We know it was a few days ago, but we noticed that we never really highlighted Seth Schiesel's New York Times article on the game biz, which is provocatively titled 'The Video Game Industry Has an Image Problem and Mostly Itself to Blame', and is as close to fiercely opinionated activist talk as you'll ever get from the NYT.

Talking in the context of the Ziff Davis exec summit held last week, Schiesel suggests: "Think about it. If someone asks you what you did this weekend, and you respond, “Ah, I was kind of tired and just hung out at home and watched a bunch of movies,” that’s normal. If you say, “Ah, I was kind of tired and just hung out at home and watched a bunch of sports on TV,” that’s normal. But if you say, “Ah, I was kind of tired and just hung out at home and played a bunch of video games,” that is simply not a normal adult response in most social circles." Is it in Japan, either, though?

He continues: "People in the game industry are fond of blaming the mainstream media for that reality, and it is certainly true that most media outlets treat games as a fringe activity rather than as a dynamic part of the modern entertainment landscape. But in that sense the media is only reflecting broader society’s view of games, at least in this country. As a whole, most game companies do not seem to recognize that rather than whining all the time about how misunderstood it is, the industry itself has the power to change how it is perceived."
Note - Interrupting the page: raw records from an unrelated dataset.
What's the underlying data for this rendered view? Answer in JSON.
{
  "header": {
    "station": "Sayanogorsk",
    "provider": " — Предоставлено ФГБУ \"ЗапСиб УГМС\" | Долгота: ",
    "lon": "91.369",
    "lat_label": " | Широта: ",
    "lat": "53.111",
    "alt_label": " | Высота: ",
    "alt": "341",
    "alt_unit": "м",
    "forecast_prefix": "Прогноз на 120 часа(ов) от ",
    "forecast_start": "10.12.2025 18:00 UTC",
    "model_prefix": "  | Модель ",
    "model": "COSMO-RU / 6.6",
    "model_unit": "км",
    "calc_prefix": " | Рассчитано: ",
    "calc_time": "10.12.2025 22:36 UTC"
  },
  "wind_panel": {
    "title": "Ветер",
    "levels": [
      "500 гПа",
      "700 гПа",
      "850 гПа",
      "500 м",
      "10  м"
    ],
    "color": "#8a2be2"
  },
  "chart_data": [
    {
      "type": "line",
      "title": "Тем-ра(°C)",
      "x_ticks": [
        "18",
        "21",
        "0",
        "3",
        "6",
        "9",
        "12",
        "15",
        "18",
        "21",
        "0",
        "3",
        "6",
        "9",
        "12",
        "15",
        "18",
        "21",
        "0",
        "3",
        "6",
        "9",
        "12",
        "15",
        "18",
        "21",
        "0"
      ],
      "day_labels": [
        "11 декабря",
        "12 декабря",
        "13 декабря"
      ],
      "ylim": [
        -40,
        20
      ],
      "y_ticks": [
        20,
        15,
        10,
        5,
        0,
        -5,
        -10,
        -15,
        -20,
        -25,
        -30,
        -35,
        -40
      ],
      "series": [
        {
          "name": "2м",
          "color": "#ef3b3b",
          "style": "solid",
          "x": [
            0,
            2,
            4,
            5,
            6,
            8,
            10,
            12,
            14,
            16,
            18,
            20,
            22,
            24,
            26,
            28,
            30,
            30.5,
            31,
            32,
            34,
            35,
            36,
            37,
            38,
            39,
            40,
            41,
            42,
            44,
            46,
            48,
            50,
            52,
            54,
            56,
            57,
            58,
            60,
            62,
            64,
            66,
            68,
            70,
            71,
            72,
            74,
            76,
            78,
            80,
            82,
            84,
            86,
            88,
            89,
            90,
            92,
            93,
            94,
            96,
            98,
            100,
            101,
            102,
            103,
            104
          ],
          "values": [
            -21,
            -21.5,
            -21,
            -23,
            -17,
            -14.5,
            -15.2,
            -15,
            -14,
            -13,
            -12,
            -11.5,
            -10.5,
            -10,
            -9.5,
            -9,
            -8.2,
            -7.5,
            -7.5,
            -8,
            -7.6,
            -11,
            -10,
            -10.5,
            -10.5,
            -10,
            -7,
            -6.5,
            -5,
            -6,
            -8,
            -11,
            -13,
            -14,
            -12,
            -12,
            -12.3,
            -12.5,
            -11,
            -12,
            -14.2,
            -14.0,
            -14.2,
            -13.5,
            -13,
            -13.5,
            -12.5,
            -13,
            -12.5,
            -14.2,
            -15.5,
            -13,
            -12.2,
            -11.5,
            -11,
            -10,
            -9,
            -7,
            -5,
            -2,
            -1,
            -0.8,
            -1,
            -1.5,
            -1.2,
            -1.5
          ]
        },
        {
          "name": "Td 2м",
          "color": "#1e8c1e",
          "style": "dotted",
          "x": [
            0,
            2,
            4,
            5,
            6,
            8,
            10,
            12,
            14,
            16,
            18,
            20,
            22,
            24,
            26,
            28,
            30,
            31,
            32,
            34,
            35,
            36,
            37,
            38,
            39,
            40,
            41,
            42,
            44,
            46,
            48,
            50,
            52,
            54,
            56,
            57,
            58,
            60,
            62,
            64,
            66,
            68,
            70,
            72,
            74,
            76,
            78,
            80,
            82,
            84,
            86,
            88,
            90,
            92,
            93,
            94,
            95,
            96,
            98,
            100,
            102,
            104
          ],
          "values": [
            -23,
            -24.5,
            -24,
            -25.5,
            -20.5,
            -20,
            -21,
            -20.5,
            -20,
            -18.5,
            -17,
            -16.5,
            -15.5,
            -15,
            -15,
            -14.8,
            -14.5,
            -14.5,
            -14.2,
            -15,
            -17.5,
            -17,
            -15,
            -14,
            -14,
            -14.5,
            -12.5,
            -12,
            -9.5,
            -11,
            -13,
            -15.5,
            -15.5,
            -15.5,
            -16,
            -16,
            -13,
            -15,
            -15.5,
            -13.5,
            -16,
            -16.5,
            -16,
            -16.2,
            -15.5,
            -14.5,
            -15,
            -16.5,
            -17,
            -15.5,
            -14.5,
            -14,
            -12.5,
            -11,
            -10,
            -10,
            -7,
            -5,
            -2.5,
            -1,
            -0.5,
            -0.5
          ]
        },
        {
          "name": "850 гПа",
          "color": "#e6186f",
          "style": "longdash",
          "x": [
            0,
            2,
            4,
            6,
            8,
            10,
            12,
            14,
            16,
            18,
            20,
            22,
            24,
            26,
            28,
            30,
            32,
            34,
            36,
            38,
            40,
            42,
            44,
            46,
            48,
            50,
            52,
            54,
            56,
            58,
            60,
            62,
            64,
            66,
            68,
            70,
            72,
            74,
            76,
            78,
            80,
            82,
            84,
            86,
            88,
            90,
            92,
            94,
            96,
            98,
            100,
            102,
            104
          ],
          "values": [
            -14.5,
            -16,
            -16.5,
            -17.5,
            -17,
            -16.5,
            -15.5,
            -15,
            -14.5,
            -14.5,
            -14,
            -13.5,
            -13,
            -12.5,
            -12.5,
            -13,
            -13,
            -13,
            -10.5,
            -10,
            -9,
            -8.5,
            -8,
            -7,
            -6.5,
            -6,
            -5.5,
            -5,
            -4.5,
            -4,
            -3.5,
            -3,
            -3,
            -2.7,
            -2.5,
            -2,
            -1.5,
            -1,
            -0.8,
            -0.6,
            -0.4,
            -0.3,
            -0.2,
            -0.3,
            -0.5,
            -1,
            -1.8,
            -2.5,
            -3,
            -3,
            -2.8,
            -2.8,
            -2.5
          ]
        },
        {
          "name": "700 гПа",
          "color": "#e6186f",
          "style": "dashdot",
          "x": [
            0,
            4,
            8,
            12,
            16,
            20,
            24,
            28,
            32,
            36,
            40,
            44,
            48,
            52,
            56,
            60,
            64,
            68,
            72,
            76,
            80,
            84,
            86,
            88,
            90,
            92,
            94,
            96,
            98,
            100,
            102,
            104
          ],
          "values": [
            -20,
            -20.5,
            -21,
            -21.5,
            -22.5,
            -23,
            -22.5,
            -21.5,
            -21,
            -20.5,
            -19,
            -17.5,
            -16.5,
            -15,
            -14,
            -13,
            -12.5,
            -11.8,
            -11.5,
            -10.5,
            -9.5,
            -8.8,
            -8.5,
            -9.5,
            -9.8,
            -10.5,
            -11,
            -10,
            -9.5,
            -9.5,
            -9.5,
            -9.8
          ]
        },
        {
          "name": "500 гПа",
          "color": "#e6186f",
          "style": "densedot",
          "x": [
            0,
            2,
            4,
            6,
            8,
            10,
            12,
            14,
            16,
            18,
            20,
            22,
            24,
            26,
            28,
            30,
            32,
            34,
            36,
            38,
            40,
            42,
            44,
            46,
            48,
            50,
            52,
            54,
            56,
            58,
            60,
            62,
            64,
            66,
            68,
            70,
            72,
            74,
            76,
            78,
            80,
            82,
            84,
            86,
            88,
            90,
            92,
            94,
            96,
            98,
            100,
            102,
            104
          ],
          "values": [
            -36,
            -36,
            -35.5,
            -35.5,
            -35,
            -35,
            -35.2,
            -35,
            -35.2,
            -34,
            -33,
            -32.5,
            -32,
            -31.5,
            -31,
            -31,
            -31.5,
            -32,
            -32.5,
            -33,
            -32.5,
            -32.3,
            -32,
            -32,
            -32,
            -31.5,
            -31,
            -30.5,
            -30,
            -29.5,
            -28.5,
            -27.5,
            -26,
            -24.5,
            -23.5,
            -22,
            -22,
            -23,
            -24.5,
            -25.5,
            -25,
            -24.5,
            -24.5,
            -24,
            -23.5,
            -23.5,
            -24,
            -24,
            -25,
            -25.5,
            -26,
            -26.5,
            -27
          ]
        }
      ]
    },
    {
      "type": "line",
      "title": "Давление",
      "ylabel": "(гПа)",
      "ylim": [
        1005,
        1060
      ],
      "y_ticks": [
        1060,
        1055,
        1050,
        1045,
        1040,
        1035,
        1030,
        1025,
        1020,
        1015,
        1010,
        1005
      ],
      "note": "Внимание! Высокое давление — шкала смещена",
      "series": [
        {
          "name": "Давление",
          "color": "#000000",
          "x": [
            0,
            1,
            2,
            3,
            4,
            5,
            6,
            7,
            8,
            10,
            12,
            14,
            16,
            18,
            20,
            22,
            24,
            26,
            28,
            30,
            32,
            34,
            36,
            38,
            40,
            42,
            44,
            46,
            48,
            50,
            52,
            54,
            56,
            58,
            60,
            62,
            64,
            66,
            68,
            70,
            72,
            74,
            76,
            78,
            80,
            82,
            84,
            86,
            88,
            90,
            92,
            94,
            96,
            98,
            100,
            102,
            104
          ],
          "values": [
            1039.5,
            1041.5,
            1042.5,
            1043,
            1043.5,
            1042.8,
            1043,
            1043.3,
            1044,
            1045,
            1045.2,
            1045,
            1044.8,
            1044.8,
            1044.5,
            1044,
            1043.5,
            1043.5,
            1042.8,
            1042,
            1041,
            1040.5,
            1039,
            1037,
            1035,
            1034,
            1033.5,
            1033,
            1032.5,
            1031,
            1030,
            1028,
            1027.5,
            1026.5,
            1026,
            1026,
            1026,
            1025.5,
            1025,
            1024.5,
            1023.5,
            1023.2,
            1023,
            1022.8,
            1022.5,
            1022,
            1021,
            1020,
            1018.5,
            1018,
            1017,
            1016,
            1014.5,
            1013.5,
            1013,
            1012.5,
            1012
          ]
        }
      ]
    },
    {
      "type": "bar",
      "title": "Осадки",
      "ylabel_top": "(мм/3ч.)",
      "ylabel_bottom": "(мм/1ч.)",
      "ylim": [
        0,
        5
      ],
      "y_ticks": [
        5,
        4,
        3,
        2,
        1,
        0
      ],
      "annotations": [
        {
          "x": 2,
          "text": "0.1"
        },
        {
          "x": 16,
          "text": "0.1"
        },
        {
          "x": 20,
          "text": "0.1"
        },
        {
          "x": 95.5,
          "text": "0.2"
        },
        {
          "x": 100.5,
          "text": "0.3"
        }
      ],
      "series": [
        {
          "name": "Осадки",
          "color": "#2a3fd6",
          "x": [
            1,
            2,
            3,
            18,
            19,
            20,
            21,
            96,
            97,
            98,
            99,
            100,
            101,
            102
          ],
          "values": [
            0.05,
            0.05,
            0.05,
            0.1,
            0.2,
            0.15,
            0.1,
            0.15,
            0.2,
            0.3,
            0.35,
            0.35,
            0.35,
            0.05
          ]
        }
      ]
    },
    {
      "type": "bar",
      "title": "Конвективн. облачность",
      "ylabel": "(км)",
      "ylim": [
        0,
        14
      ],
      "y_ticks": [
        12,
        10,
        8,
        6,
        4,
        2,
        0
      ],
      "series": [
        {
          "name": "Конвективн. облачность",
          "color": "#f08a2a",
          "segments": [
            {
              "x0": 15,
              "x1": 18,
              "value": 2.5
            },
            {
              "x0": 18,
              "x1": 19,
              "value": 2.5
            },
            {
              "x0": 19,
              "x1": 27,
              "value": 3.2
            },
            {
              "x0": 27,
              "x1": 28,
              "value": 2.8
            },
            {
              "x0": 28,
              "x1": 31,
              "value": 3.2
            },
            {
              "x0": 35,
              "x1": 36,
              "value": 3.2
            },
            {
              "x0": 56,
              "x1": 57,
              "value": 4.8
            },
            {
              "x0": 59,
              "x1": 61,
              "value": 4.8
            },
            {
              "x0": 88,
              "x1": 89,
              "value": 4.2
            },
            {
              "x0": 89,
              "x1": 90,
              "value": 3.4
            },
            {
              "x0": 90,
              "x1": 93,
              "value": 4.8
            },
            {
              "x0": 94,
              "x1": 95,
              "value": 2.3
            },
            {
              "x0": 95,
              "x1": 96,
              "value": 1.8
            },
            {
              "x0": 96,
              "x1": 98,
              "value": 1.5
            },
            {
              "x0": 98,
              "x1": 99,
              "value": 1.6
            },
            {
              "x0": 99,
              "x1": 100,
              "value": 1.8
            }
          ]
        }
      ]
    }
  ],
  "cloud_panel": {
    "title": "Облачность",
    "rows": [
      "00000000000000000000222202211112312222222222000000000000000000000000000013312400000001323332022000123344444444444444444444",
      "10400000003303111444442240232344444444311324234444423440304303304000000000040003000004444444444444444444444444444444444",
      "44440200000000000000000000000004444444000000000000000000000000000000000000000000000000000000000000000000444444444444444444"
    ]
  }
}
Schiesel agrees: "Innovators like Nintendo get it", but I feel pretty underwhelmed by his claims of similar for the comic book industry: "In Japan, by contrast, it is totally normal to see middle-aged businessmen reading graphic novels in public."

Well, I guess, but they're not really 'graphic novels', and I think anyone would be remiss to directly relate this to the suggestion that game companies have in any way majorly misdealt the hand given to them. It was probably a single country-wide success - that of the Famicom/NES - which did most to make games culturally appropriate to a _slightly_ wider demographic in Japan, and casual games and other forces are swiftly bringing games to a higher level in the West. I guess that I broadly agree with Schiesel, but I think he's overplaying _his_ hand in order to make a point.